Print this Page

World Music CD Reviews Reggae & Caribbean

The Skatalites

By Justin Hopper
Published March 16, 2007

In Orbit Vol. 1
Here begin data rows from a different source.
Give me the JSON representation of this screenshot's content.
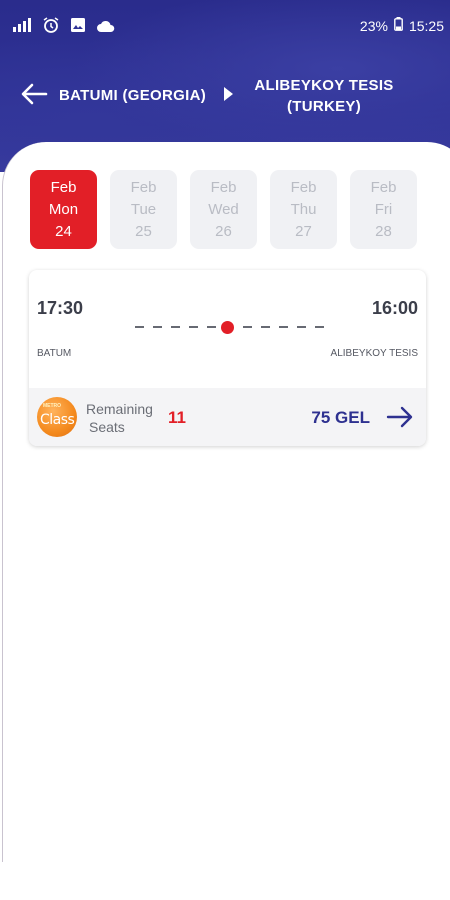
{
  "status_bar": {
    "battery": "23%",
    "time": "15:25"
  },
  "route": {
    "from": "BATUMI (GEORGIA)",
    "to_line1": "ALIBEYKOY TESIS",
    "to_line2": "(TURKEY)"
  },
  "dates": [
    {
      "month": "Feb",
      "weekday": "Mon",
      "day": "24",
      "selected": true
    },
    {
      "month": "Feb",
      "weekday": "Tue",
      "day": "25",
      "selected": false
    },
    {
      "month": "Feb",
      "weekday": "Wed",
      "day": "26",
      "selected": false
    },
    {
      "month": "Feb",
      "weekday": "Thu",
      "day": "27",
      "selected": false
    },
    {
      "month": "Feb",
      "weekday": "Fri",
      "day": "28",
      "selected": false
    }
  ],
  "trip": {
    "departure_time": "17:30",
    "arrival_time": "16:00",
    "departure_city": "BATUM",
    "arrival_city": "ALIBEYKOY TESIS",
    "remaining_label_1": "Remaining",
    "remaining_label_2": "Seats",
    "remaining_seats": "11",
    "price": "75 GEL",
    "operator_logo_text": "Class"
  },
  "colors": {
    "header": "#2f3296",
    "accent_red": "#e21f27",
    "price_blue": "#2e3190"
  }
}
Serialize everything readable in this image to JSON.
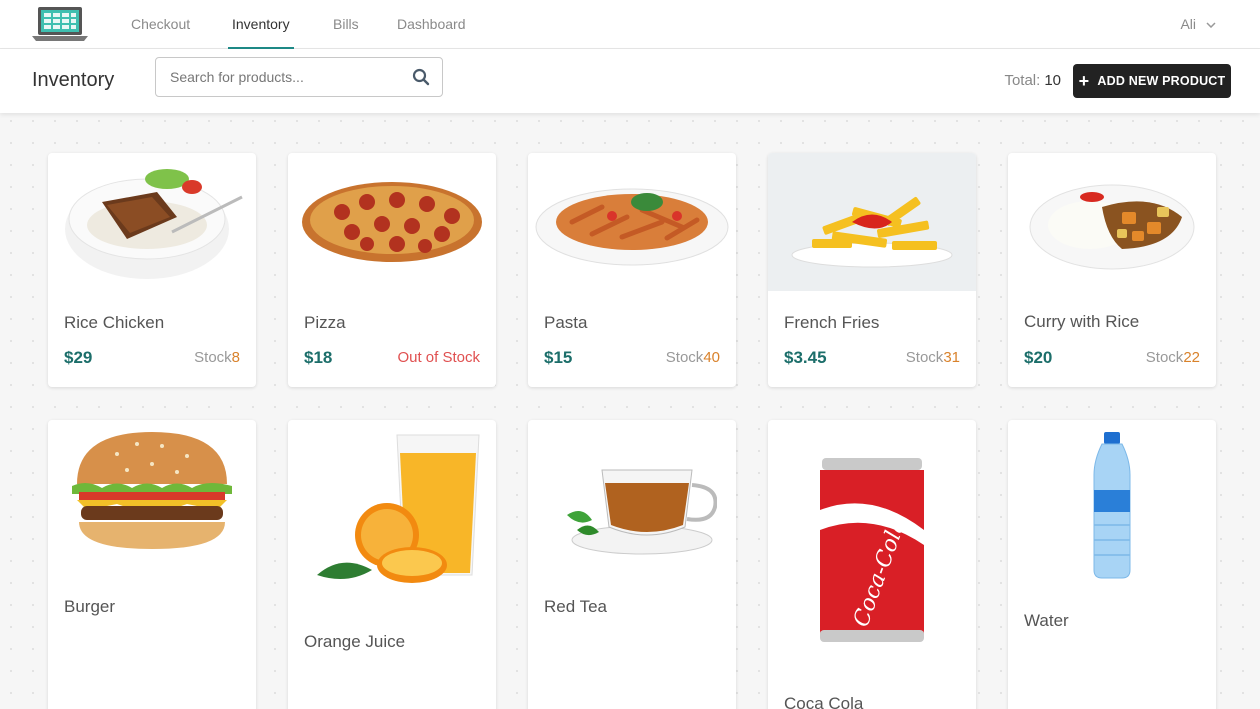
{
  "nav": {
    "tabs": [
      {
        "label": "Checkout"
      },
      {
        "label": "Inventory"
      },
      {
        "label": "Bills"
      },
      {
        "label": "Dashboard"
      }
    ],
    "active_tab": "Inventory",
    "user": "Ali"
  },
  "toolbar": {
    "title": "Inventory",
    "search_placeholder": "Search for products...",
    "total_label": "Total:",
    "total_value": "10",
    "add_button_label": "ADD NEW PRODUCT"
  },
  "products": [
    {
      "name": "Rice Chicken",
      "price": "$29",
      "stock_label": "Stock",
      "stock": "8",
      "icon": "rice-chicken-image"
    },
    {
      "name": "Pizza",
      "price": "$18",
      "stock_label": "Out of Stock",
      "stock": "",
      "icon": "pizza-image"
    },
    {
      "name": "Pasta",
      "price": "$15",
      "stock_label": "Stock",
      "stock": "40",
      "icon": "pasta-image"
    },
    {
      "name": "French Fries",
      "price": "$3.45",
      "stock_label": "Stock",
      "stock": "31",
      "icon": "french-fries-image"
    },
    {
      "name": "Curry with Rice",
      "price": "$20",
      "stock_label": "Stock",
      "stock": "22",
      "icon": "curry-rice-image"
    },
    {
      "name": "Burger",
      "icon": "burger-image"
    },
    {
      "name": "Orange Juice",
      "icon": "orange-juice-image"
    },
    {
      "name": "Red Tea",
      "icon": "red-tea-image"
    },
    {
      "name": "Coca Cola",
      "icon": "coca-cola-image"
    },
    {
      "name": "Water",
      "icon": "water-bottle-image"
    }
  ],
  "colors": {
    "accent": "#1e8a87",
    "price": "#1c6e6a",
    "stock_qty": "#d9822b",
    "out_of_stock": "#e05050",
    "button_bg": "#222222"
  }
}
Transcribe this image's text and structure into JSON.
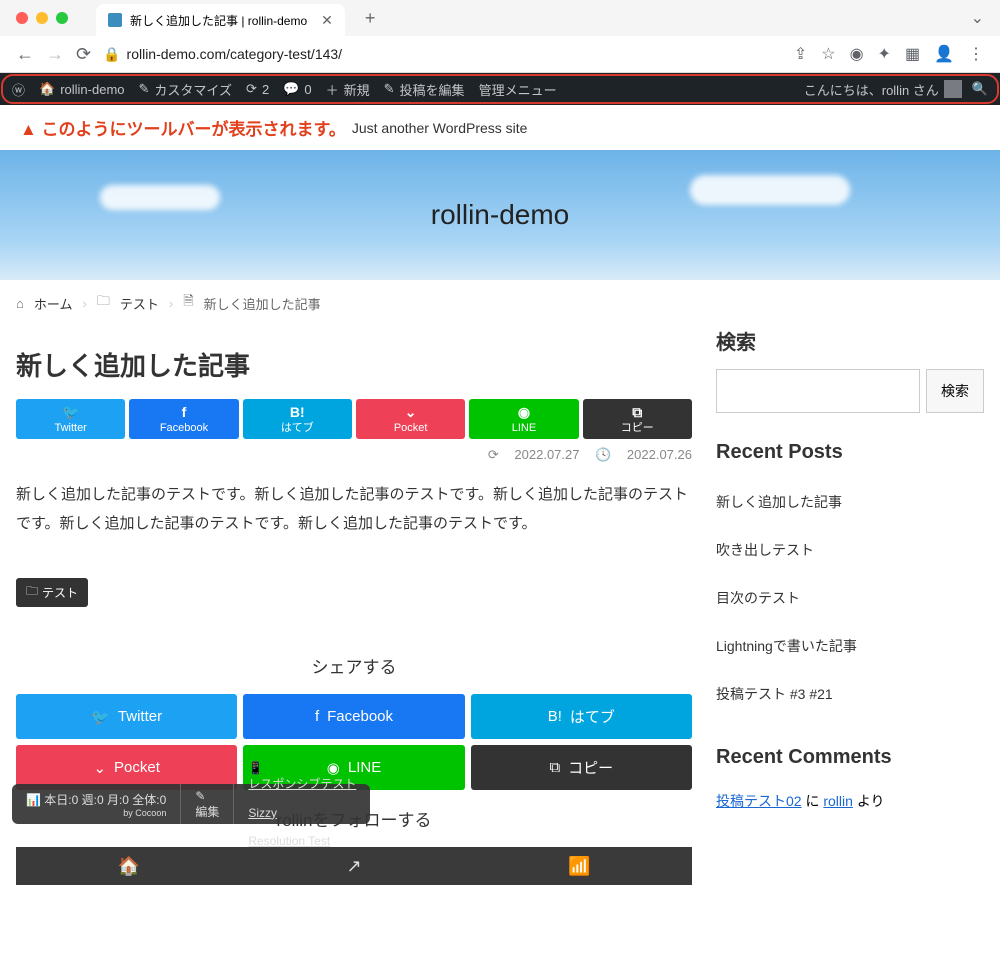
{
  "browser": {
    "tab_title": "新しく追加した記事 | rollin-demo",
    "url": "rollin-demo.com/category-test/143/"
  },
  "adminbar": {
    "site_name": "rollin-demo",
    "customize": "カスタマイズ",
    "updates": "2",
    "comments": "0",
    "new": "新規",
    "edit_post": "投稿を編集",
    "admin_menu": "管理メニュー",
    "greeting": "こんにちは、rollin さん"
  },
  "annotation": {
    "warning": "▲ このようにツールバーが表示されます。",
    "tagline": "Just another WordPress site"
  },
  "site_title": "rollin-demo",
  "breadcrumb": {
    "home": "ホーム",
    "cat": "テスト",
    "page": "新しく追加した記事"
  },
  "article": {
    "title": "新しく追加した記事",
    "share": {
      "twitter": "Twitter",
      "facebook": "Facebook",
      "hatena": "はてブ",
      "hatena_icon": "B!",
      "pocket": "Pocket",
      "line": "LINE",
      "copy": "コピー"
    },
    "date_published": "2022.07.27",
    "date_modified": "2022.07.26",
    "body": "新しく追加した記事のテストです。新しく追加した記事のテストです。新しく追加した記事のテストです。新しく追加した記事のテストです。新しく追加した記事のテストです。",
    "category": "テスト",
    "share_heading": "シェアする",
    "follow_heading": "rollinをフォローする"
  },
  "sidebar": {
    "search_title": "検索",
    "search_button": "検索",
    "recent_title": "Recent Posts",
    "recent": [
      "新しく追加した記事",
      "吹き出しテスト",
      "目次のテスト",
      "Lightningで書いた記事",
      "投稿テスト #3 #21"
    ],
    "comments_title": "Recent Comments",
    "comment1_post": "投稿テスト02",
    "comment1_sep": " に ",
    "comment1_author": "rollin",
    "comment1_tail": " より"
  },
  "stats": {
    "counts": "本日:0 週:0 月:0 全体:0",
    "by": "by Cocoon",
    "edit": "編集",
    "responsive": "レスポンシブテスト",
    "sizzy": "Sizzy",
    "restest": "Resolution Test"
  }
}
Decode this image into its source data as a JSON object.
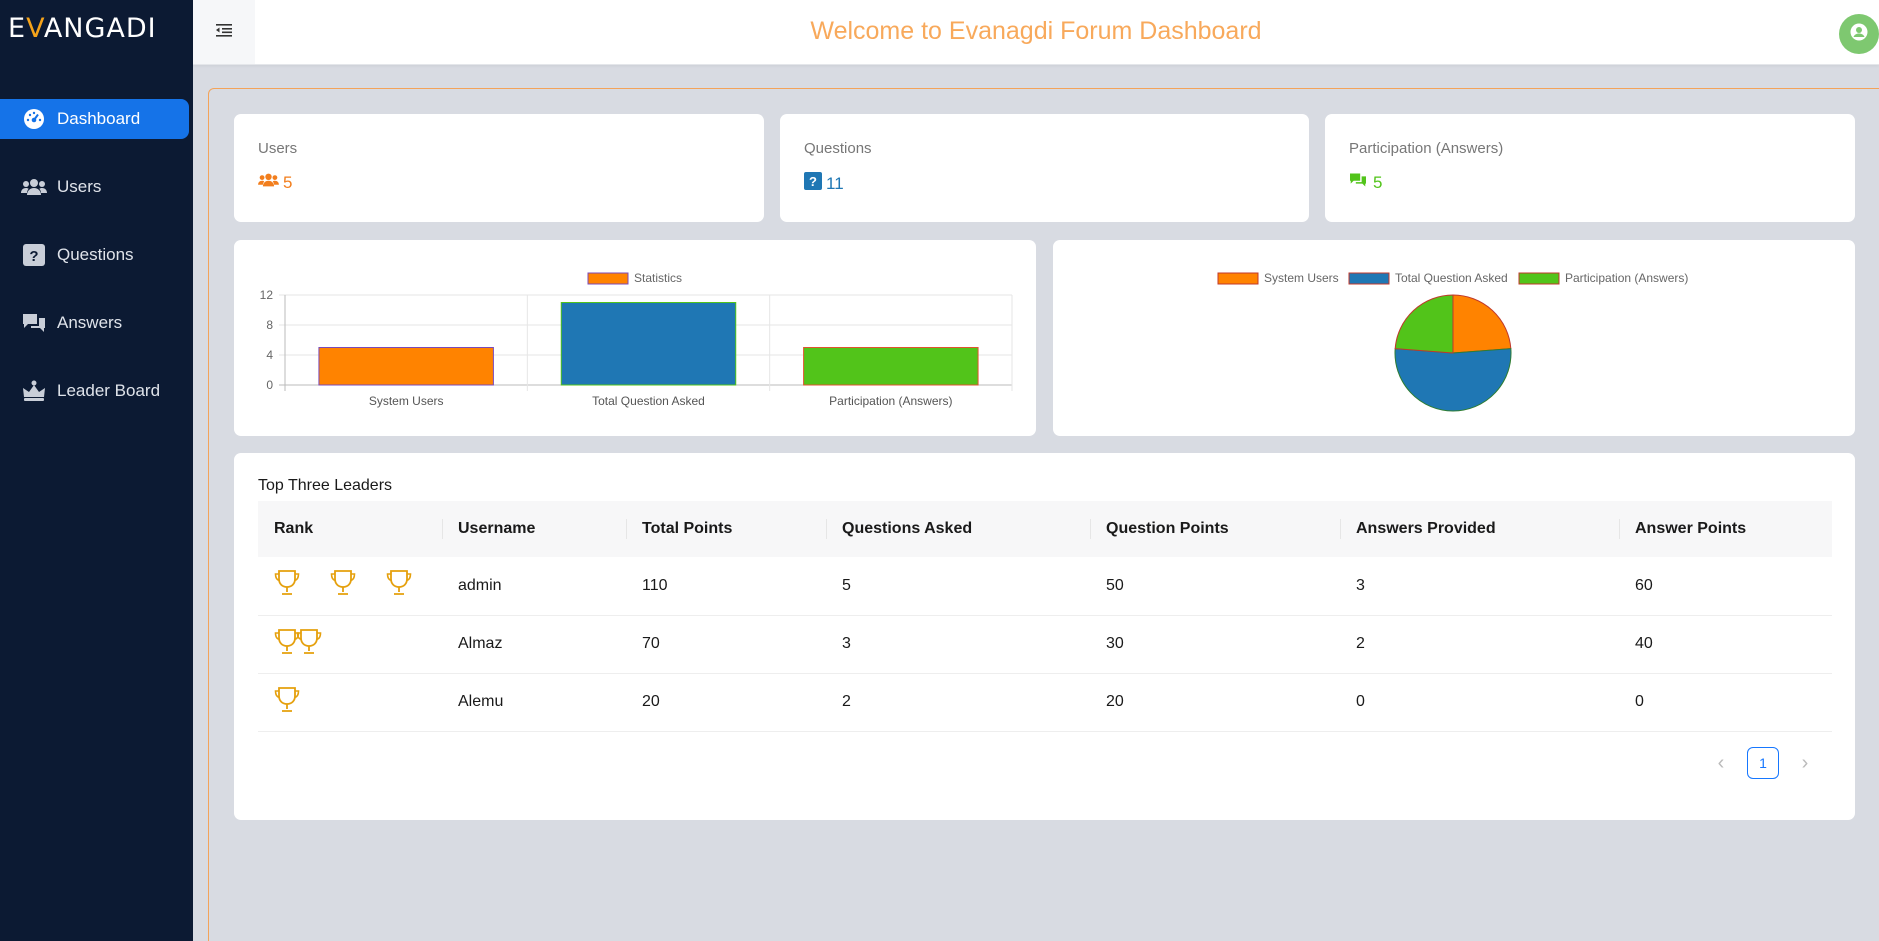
{
  "brand": {
    "logo_prefix": "E",
    "logo_v": "V",
    "logo_rest": "ANGADI"
  },
  "header": {
    "title": "Welcome to Evanagdi Forum Dashboard"
  },
  "sidebar": {
    "items": [
      {
        "label": "Dashboard",
        "icon": "gauge-icon",
        "active": true
      },
      {
        "label": "Users",
        "icon": "users-icon",
        "active": false
      },
      {
        "label": "Questions",
        "icon": "question-icon",
        "active": false
      },
      {
        "label": "Answers",
        "icon": "comments-icon",
        "active": false
      },
      {
        "label": "Leader Board",
        "icon": "crown-icon",
        "active": false
      }
    ]
  },
  "stats": {
    "users": {
      "title": "Users",
      "value": "5",
      "color": "#f27e1d"
    },
    "questions": {
      "title": "Questions",
      "value": "11",
      "color": "#1f77b4"
    },
    "answers": {
      "title": "Participation (Answers)",
      "value": "5",
      "color": "#52c41a"
    }
  },
  "chart_data": [
    {
      "type": "bar",
      "legend": [
        "Statistics"
      ],
      "categories": [
        "System Users",
        "Total Question Asked",
        "Participation (Answers)"
      ],
      "values": [
        5,
        11,
        5
      ],
      "colors": [
        "#ff8300",
        "#1f77b4",
        "#52c41a"
      ],
      "ylim": [
        0,
        12
      ],
      "yticks": [
        "0",
        "4",
        "8",
        "12"
      ],
      "grid": true
    },
    {
      "type": "pie",
      "legend": [
        "System Users",
        "Total Question Asked",
        "Participation (Answers)"
      ],
      "values": [
        5,
        11,
        5
      ],
      "colors": [
        "#ff8300",
        "#1f77b4",
        "#52c41a"
      ]
    }
  ],
  "leaders": {
    "title": "Top Three Leaders",
    "columns": [
      "Rank",
      "Username",
      "Total Points",
      "Questions Asked",
      "Question Points",
      "Answers Provided",
      "Answer Points"
    ],
    "rows": [
      {
        "cups": 3,
        "username": "admin",
        "total": "110",
        "qasked": "5",
        "qpoints": "50",
        "aprovided": "3",
        "apoints": "60"
      },
      {
        "cups": 2,
        "username": "Almaz",
        "total": "70",
        "qasked": "3",
        "qpoints": "30",
        "aprovided": "2",
        "apoints": "40"
      },
      {
        "cups": 1,
        "username": "Alemu",
        "total": "20",
        "qasked": "2",
        "qpoints": "20",
        "aprovided": "0",
        "apoints": "0"
      }
    ],
    "page": "1"
  }
}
Forty-plus years ago, the Skatalites made some of the most seminal recordings in modern popular music, laying down tracks for the likes of the Wailers and the Maytals. Since reforming in 1989, the band has wowed audiences worldwide, surviving the deaths of several founding members and the recent departure of bassist Lloyd Brevitt to remain a powerful live force. So this, allegedly the first in a series of live recordings, is a true joy. The Buenos Aires audience’s voluble joy proves that Latin America’s adoration of ska runs beyond the continent’s ubiquitous ska-punk bands—check the disc-opening salvo of “Olé, Skatalites!” soccer chants. When Lester “Ska” Sterling steps to the mic with his alto sax, the Argentines acknowledge his stature. And how sweet those solos: the Skatalites have always been a jazz group at heart, with their swinging rhythms, hard-bop horns and Kenny Burrell-meets-Ernest Ranglin guitar of Devon James.